A changing thrust angle is probably more likely than weight transfer. Before you go trying to make any changes to compensate (which I don't recommend):

Are your tire pressures all identical, and tires worn evenly?

Are all of your suspension bushings in good condition (front too)?

Are your u-bolts torqued properly?
If the top of the steering wheel is at 12 when cruising, Ill have to compensate quickly to 11 to keep it in the lane. If you don't correct it will definitely be in the next lane or shoulder.

Fronts are 27 psi and rears are 25 psi since that's what the chalk test liked. Tires have 500-600 miles on them and are were balanced when new, 2 months ago.

All bushings on the Jeep are less than 2 years old. And the bolts through them are torqued to spec.

Dont know about the u-bolts but they will be torqued properly once the Alcans are swapped in. The current u-bolts are severely rusted and nasty so I can't image them backing off on their own.
Was the jeep level and given a chance to settle before torquing all the bolts? Also when aligned did you get a thrust angle?
FWIW, mine are perfectly aligned but can scare the crap out of you when at high speed making a quick throttle change!
It was sitting on the ground when the bolts were torqued but I guess it was not level if the passenger rear is sitting more than 0.5" below the driver rear. And as maxbraketorque said "As the leaf springs compress, the axle moves up and back." If its back then my thrust angle is all wrong when it was torqued. I'll check the thrust angle from the alignment when I get home.
So the initial thrust angle was -0.22 deg and the final was +0.3 deg...yet they didn't touch the trackbar or rear at all. Tie rod and draglink were the only adjustments they made. Not sure how that works.

Anyways took the spare tire off and the rear leveled out perfectly. Drove much better, still pulled some but much less. While the spare was off, I retorqued the shackle bolts with the jeep level. Seems better than it was but still not as good as without the spare.
It sounds like you have the solution, move the spare over!
Unfortunately there's no side to side adjustment, so it would be a hack and weld job. I think the only real solution is to get a better bumper or mount the tire inside
Changing the shackle angle with affect both the static ride height as well as the effective spring rate. The effect is pretty mild for small changes. If you make the spare-side shackle one step more vertical, that may resolve the issue because it would raise the spare side slightly, and it would make it more resistant to additional load on that spring. I would definitely try it because its super easy to do and un-do.
I agree, its very easy to change and go back. Think I'll wait until the new leafs get here and hopefully the higher quality and stiffer leaf makes a difference. If there are still issues I'll experiment with the shackle angle on the passenger side. Can't hurt to try
So, after finishing a front axle swap a few weeks ago, my XJ was pulling to the right. Actually, its pretty much always pulled to the right. I had been taking my XJ to a shop that uses a laser-based alignment system, but this time, I decided to buy some toe plates (bleepinjeep on Amazon), and set toe myself.

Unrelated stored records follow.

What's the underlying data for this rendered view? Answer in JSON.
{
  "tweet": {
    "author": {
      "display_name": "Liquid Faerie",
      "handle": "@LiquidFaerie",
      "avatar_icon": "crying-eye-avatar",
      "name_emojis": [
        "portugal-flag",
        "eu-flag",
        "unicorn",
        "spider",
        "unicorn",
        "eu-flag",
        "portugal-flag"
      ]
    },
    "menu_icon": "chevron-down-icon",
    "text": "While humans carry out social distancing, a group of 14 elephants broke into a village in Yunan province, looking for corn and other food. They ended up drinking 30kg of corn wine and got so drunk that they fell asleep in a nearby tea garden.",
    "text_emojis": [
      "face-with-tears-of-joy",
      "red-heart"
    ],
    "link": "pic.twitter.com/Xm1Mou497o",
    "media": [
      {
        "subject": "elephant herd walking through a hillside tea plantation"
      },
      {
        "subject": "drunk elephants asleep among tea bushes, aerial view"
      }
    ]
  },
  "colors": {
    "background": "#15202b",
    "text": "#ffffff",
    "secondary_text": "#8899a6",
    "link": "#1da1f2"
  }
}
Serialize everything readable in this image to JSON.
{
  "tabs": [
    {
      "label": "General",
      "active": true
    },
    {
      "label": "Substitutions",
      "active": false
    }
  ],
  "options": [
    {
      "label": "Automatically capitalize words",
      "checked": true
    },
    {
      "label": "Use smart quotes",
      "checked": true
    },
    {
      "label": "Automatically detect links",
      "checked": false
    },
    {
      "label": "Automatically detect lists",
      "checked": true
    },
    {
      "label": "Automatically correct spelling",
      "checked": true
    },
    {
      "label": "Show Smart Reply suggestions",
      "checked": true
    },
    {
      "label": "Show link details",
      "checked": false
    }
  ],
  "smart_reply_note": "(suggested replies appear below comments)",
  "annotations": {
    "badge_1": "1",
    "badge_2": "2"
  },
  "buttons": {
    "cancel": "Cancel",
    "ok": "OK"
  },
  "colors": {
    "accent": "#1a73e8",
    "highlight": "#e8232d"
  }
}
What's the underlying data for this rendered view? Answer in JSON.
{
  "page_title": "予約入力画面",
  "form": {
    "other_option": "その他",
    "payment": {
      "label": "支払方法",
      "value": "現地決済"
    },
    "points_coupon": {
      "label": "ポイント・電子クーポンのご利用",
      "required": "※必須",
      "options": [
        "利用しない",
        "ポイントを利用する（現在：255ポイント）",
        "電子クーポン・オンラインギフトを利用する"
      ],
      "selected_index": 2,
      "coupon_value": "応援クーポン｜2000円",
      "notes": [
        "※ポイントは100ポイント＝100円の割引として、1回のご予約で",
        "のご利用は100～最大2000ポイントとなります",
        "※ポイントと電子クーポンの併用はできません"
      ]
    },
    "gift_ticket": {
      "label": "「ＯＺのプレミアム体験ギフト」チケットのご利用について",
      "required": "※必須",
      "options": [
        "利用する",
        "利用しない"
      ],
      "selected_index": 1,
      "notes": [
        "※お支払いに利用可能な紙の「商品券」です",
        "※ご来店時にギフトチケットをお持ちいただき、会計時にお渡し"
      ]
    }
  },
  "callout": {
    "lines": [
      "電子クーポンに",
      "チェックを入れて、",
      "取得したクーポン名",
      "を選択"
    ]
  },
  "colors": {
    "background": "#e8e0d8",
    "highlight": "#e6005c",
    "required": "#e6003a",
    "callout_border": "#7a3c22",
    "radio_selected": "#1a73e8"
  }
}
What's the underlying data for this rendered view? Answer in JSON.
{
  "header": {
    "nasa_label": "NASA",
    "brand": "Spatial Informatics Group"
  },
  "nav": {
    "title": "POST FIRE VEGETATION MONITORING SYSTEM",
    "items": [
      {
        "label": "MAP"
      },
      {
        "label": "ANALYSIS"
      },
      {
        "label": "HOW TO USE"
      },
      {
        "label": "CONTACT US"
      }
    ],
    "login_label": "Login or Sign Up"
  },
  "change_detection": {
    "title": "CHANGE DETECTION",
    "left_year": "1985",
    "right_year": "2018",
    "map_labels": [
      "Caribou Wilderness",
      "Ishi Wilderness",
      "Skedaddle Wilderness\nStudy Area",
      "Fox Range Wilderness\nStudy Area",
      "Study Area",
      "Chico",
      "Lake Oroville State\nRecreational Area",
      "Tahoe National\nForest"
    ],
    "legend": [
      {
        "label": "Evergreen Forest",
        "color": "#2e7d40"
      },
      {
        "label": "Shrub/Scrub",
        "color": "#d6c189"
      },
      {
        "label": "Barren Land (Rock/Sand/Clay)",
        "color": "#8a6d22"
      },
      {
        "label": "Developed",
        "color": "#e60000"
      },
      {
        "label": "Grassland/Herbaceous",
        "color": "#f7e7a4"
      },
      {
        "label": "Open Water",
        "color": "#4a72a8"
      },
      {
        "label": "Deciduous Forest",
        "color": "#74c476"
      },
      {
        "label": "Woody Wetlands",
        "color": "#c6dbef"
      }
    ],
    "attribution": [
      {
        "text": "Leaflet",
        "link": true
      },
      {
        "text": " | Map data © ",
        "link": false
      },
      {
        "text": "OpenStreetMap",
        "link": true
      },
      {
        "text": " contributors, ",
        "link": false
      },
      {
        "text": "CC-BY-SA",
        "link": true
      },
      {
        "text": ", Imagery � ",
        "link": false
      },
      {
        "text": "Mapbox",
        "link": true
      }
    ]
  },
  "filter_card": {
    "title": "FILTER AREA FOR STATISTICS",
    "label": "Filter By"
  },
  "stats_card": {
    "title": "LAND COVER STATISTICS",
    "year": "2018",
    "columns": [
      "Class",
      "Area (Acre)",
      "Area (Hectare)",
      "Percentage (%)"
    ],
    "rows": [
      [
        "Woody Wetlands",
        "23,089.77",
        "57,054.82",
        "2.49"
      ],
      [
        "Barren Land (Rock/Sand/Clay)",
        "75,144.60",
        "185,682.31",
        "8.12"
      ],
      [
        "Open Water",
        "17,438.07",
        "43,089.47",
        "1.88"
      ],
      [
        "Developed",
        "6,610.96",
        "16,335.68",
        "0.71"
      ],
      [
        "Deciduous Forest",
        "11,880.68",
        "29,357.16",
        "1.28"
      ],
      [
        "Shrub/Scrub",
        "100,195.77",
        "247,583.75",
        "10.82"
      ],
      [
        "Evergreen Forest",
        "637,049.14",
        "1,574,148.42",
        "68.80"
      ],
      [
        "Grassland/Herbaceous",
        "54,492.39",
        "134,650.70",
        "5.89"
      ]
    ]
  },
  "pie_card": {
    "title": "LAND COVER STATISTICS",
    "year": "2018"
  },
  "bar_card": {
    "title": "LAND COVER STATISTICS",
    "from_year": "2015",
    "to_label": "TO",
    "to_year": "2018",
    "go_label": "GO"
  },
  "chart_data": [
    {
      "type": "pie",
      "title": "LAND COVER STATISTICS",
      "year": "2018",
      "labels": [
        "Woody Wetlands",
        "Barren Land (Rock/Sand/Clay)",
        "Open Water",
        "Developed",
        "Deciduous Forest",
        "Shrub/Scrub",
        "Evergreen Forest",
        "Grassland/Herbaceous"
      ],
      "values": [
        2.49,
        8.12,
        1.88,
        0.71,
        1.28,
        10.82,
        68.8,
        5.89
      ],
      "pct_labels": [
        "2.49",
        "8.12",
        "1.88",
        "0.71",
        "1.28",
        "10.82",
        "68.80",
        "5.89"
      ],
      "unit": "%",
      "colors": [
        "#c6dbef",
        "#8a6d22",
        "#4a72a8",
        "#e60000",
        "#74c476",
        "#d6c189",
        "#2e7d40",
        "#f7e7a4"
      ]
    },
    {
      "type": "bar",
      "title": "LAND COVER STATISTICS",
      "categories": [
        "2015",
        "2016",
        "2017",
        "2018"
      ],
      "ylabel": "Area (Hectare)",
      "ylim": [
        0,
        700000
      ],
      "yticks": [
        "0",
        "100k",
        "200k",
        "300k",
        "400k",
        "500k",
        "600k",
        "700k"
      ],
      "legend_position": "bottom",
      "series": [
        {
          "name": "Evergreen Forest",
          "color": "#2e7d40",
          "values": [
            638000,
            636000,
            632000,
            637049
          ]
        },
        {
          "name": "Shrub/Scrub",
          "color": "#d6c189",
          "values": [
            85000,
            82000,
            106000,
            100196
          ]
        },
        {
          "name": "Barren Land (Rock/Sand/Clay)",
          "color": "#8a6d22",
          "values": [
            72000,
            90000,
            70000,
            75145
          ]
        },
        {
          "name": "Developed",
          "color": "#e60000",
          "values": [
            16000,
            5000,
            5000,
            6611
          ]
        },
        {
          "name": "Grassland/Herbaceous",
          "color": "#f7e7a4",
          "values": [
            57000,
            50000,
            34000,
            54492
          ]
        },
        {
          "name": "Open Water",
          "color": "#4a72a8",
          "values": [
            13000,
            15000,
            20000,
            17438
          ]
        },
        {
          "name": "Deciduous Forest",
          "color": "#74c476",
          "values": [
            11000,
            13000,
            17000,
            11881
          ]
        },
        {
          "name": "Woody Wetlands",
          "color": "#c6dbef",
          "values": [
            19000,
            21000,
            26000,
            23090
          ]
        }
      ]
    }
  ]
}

I half expected the toe to be pretty close because it seems reasonable to assume that variations in axle dimensions from one D30 to another should be pretty small, and because I didn't change the toe setting on the steering. However, I did lower the front a bit which causes the stock steering linkage to widen. Anyhow, it had a fair bit of toe-out (more than 0.5 degrees), so I set it to 0.08 deg toe-in, and much to my surprise, the pull to the right is pretty much completely gone. So now I'm wondering whether my XJ had been pulling to the right the entire time because toe was way out of spec. Thought I'd mention this.
What a waste of money!

Sounds like money well spent, instead of handing it to an alignment shop and still having the rig pull to the right. :doh:

I've done driveway alignments for years and recently purchased a set of Synergy toe plates and they are slick to use.